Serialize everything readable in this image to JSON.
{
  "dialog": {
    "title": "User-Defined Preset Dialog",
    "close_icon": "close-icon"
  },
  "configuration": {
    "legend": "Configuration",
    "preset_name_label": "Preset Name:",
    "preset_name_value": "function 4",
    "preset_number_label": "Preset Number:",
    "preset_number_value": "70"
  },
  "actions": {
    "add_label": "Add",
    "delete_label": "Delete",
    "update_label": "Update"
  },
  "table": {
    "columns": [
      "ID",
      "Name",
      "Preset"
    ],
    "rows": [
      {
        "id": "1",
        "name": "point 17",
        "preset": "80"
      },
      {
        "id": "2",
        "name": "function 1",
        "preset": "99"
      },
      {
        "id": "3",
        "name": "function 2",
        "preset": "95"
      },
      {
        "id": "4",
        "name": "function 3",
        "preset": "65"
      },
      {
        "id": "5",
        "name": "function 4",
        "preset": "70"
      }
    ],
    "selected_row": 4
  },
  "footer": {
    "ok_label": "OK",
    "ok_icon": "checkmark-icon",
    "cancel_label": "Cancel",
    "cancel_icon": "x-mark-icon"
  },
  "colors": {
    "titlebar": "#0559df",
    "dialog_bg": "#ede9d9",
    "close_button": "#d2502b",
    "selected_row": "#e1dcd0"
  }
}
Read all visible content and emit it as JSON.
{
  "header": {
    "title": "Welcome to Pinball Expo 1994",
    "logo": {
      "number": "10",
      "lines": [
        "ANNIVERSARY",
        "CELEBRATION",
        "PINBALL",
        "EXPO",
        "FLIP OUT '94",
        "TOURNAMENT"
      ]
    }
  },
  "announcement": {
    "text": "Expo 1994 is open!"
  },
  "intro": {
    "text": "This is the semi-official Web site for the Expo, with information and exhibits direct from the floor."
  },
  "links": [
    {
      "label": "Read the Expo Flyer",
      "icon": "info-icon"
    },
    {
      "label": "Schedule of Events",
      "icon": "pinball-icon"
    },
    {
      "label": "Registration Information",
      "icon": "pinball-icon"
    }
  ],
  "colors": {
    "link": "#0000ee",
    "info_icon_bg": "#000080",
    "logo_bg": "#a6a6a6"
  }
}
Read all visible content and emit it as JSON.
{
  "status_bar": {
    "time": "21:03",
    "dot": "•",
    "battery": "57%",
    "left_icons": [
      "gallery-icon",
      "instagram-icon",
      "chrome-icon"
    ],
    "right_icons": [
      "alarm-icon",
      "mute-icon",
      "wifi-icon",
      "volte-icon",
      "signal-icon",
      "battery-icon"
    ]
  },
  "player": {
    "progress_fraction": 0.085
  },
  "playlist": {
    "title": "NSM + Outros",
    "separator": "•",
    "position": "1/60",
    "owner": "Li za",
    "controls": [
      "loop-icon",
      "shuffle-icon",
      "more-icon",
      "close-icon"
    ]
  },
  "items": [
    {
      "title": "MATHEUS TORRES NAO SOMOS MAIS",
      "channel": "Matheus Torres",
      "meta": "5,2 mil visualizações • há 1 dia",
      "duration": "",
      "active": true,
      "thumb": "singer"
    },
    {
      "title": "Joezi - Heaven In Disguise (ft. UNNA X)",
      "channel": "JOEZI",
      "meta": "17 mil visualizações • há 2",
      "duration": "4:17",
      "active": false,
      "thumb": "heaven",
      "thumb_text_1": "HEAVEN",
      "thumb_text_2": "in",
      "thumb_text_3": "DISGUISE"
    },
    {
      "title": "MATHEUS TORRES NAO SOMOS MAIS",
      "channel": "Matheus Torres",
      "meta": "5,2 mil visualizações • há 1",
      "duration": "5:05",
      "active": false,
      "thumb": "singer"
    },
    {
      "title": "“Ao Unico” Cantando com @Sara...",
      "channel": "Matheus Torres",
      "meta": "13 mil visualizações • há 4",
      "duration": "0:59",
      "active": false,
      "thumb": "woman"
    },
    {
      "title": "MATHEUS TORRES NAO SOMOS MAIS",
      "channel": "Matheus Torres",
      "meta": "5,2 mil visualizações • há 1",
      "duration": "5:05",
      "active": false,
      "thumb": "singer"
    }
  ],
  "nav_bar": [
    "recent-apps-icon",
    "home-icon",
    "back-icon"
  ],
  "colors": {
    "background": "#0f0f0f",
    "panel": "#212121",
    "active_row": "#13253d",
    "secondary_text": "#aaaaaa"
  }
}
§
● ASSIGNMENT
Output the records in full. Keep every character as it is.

● RESULT BELOW
Serialize everything readable in this image to JSON.
{
  "dialog": {
    "title": "User-Defined Preset Dialog",
    "close_icon": "close-icon"
  },
  "configuration": {
    "legend": "Configuration",
    "preset_name_label": "Preset Name:",
    "preset_name_value": "function 4",
    "preset_number_label": "Preset Number:",
    "preset_number_value": "70"
  },
  "actions": {
    "add_label": "Add",
    "delete_label": "Delete",
    "update_label": "Update"
  },
  "table": {
    "columns": [
      "ID",
      "Name",
      "Preset"
    ],
    "rows": [
      {
        "id": "1",
        "name": "point 17",
        "preset": "80"
      },
      {
        "id": "2",
        "name": "function 1",
        "preset": "99"
      },
      {
        "id": "3",
        "name": "function 2",
        "preset": "95"
      },
      {
        "id": "4",
        "name": "function 3",
        "preset": "65"
      },
      {
        "id": "5",
        "name": "function 4",
        "preset": "70"
      }
    ],
    "selected_row": 4
  },
  "footer": {
    "ok_label": "OK",
    "ok_icon": "checkmark-icon",
    "cancel_label": "Cancel",
    "cancel_icon": "x-mark-icon"
  },
  "colors": {
    "titlebar": "#0559df",
    "dialog_bg": "#ede9d9",
    "close_button": "#d2502b",
    "selected_row": "#e1dcd0"
  }
}
Read all visible content and emit it as JSON.
{
  "header": {
    "title": "Welcome to Pinball Expo 1994",
    "logo": {
      "number": "10",
      "lines": [
        "ANNIVERSARY",
        "CELEBRATION",
        "PINBALL",
        "EXPO",
        "FLIP OUT '94",
        "TOURNAMENT"
      ]
    }
  },
  "announcement": {
    "text": "Expo 1994 is open!"
  },
  "intro": {
    "text": "This is the semi-official Web site for the Expo, with information and exhibits direct from the floor."
  },
  "links": [
    {
      "label": "Read the Expo Flyer",
      "icon": "info-icon"
    },
    {
      "label": "Schedule of Events",
      "icon": "pinball-icon"
    },
    {
      "label": "Registration Information",
      "icon": "pinball-icon"
    }
  ],
  "colors": {
    "link": "#0000ee",
    "info_icon_bg": "#000080",
    "logo_bg": "#a6a6a6"
  }
}
Read all visible content and emit it as JSON.
{
  "status_bar": {
    "time": "21:03",
    "dot": "•",
    "battery": "57%",
    "left_icons": [
      "gallery-icon",
      "instagram-icon",
      "chrome-icon"
    ],
    "right_icons": [
      "alarm-icon",
      "mute-icon",
      "wifi-icon",
      "volte-icon",
      "signal-icon",
      "battery-icon"
    ]
  },
  "player": {
    "progress_fraction": 0.085
  },
  "playlist": {
    "title": "NSM + Outros",
    "separator": "•",
    "position": "1/60",
    "owner": "Li za",
    "controls": [
      "loop-icon",
      "shuffle-icon",
      "more-icon",
      "close-icon"
    ]
  },
  "items": [
    {
      "title": "MATHEUS TORRES NAO SOMOS MAIS",
      "channel": "Matheus Torres",
      "meta": "5,2 mil visualizações • há 1 dia",
      "duration": "",
      "active": true,
      "thumb": "singer"
    },
    {
      "title": "Joezi - Heaven In Disguise (ft. UNNA X)",
      "channel": "JOEZI",
      "meta": "17 mil visualizações • há 2",
      "duration": "4:17",
      "active": false,
      "thumb": "heaven",
      "thumb_text_1": "HEAVEN",
      "thumb_text_2": "in",
      "thumb_text_3": "DISGUISE"
    },
    {
      "title": "MATHEUS TORRES NAO SOMOS MAIS",
      "channel": "Matheus Torres",
      "meta": "5,2 mil visualizações • há 1",
      "duration": "5:05",
      "active": false,
      "thumb": "singer"
    },
    {
      "title": "“Ao Unico” Cantando com @Sara...",
      "channel": "Matheus Torres",
      "meta": "13 mil visualizações • há 4",
      "duration": "0:59",
      "active": false,
      "thumb": "woman"
    },
    {
      "title": "MATHEUS TORRES NAO SOMOS MAIS",
      "channel": "Matheus Torres",
      "meta": "5,2 mil visualizações • há 1",
      "duration": "5:05",
      "active": false,
      "thumb": "singer"
    }
  ],
  "nav_bar": [
    "recent-apps-icon",
    "home-icon",
    "back-icon"
  ],
  "colors": {
    "background": "#0f0f0f",
    "panel": "#212121",
    "active_row": "#13253d",
    "secondary_text": "#aaaaaa"
  }
}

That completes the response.